FINsix’s first product, which the company will unveil at the forthcoming Consumer Electronics Show in Las Vegas, replaces a conventional charger - the in-line moduel inthe power lead - with a device a little bigger than an ordinary (US-style) plug. The 65-W power adapter - which delivers more power than many laptops use - can charge a futher accessory of up to 10W at the same time as it is charging the main device. The product will be available by the middle of 2014.
The power adapter is the first commercial application of a novel circuit design developed by David Perreault, a professor of electrical engineering and computer science at MIT.
FINsix outlines a familiar story of increased efficiency in power conversion, citing higher switching frequency allowing the use of smaller inductors and capacitors, with reduced storage of energy on every cycle of the conversion. The key differentiator is that FINsix says it can use switching frequencies of up to 100 MHz.

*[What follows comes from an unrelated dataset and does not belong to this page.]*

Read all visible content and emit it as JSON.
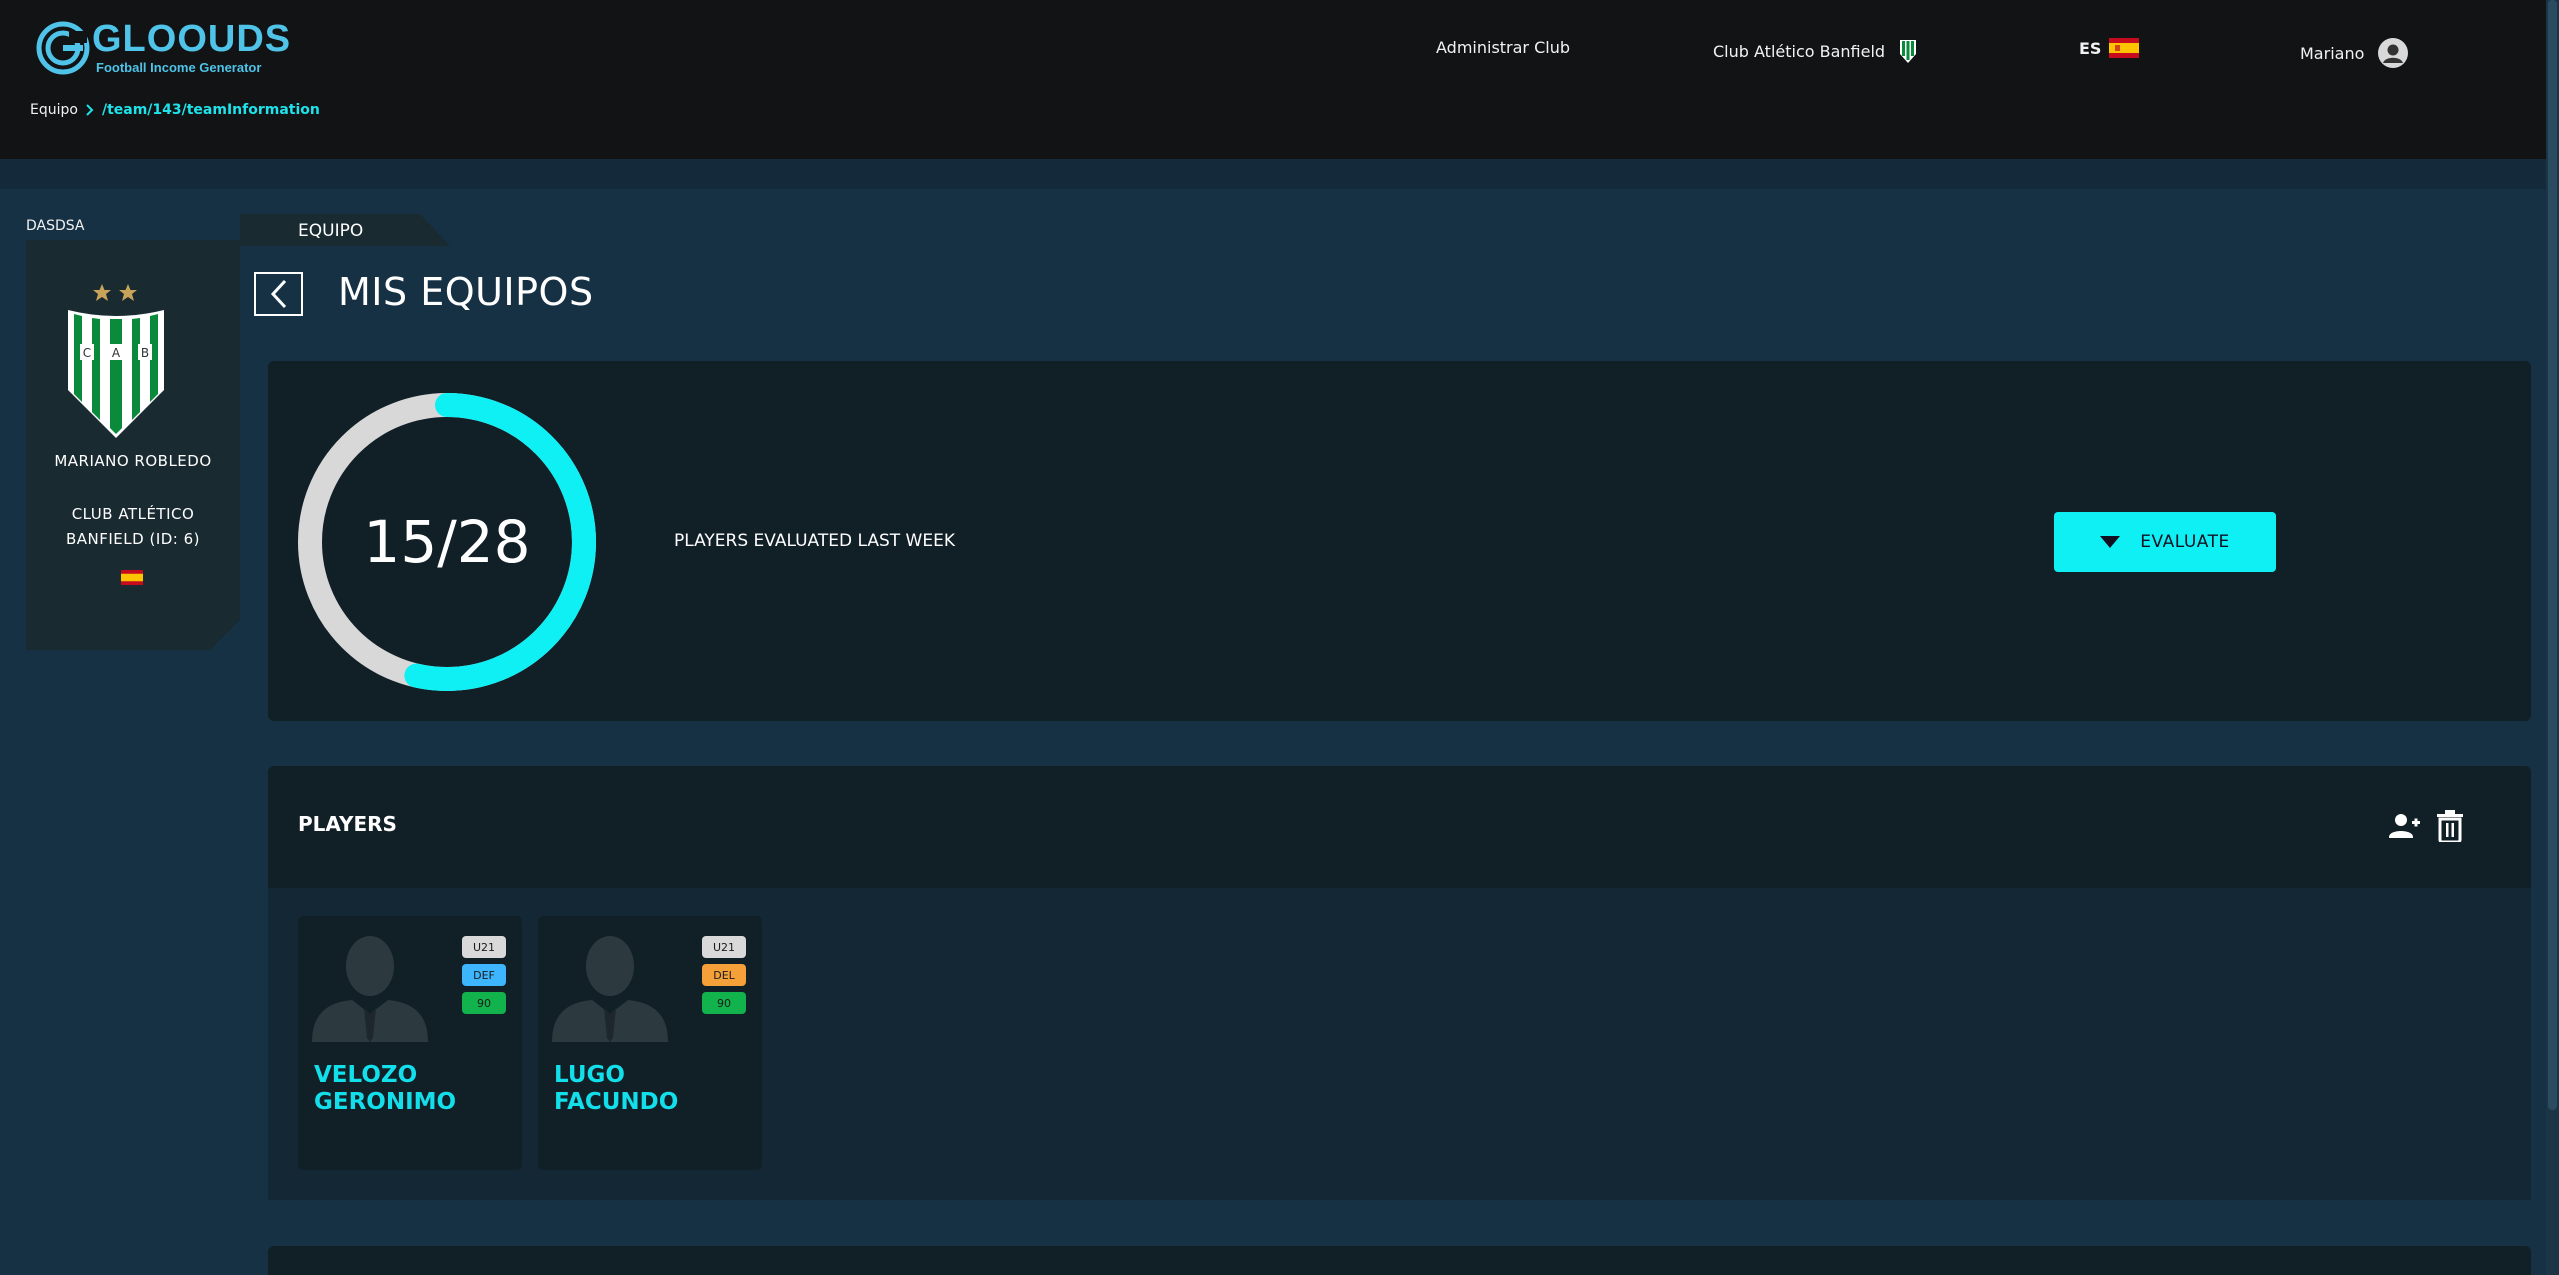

Using improved semiconductor switches and circuit configurations in conventional topologies has reduced losses in the switches, but (in established topologies) attempting to move beyond single-figure-MHz switching rates means that those factors become significant again, impacting efficiency
FINsix says that its use of switching speeds as high as 100 MHz combined with "resonance and wave shaping with new power conversion architectures" enables a high conversion efficiency in a very small outline.

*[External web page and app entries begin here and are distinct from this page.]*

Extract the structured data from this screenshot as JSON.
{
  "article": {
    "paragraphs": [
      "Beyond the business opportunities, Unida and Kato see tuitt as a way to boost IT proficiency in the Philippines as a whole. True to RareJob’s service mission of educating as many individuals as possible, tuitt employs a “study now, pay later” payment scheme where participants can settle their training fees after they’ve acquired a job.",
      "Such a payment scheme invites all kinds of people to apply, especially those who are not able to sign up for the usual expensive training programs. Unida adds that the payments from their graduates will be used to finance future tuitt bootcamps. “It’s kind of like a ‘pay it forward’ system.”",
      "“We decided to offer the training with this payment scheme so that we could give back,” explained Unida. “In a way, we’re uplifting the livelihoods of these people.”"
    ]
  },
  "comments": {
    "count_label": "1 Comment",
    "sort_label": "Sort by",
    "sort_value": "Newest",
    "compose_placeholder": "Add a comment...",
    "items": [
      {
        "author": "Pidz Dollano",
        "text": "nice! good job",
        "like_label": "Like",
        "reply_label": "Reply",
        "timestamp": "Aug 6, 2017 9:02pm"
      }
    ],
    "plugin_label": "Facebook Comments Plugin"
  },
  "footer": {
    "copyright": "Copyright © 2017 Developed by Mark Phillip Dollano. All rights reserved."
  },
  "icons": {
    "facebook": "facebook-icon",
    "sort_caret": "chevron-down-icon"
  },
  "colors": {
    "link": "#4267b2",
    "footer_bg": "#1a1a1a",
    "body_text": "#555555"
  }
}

Details of the company's circuit techniques are not disclosed at present, beyond saying that it has "a way to recycle much of the energy that’s normally lost inside a power adapter". It is not clear if the technology applies open-market or custom power switches, but as the management team includes mixed-signal IC design specialists, it appear that FINsix is designing its own controller ASICs.
FINsix’s power adapter is an after-market charger that can work with a variety of laptops and other devices. The company is also working with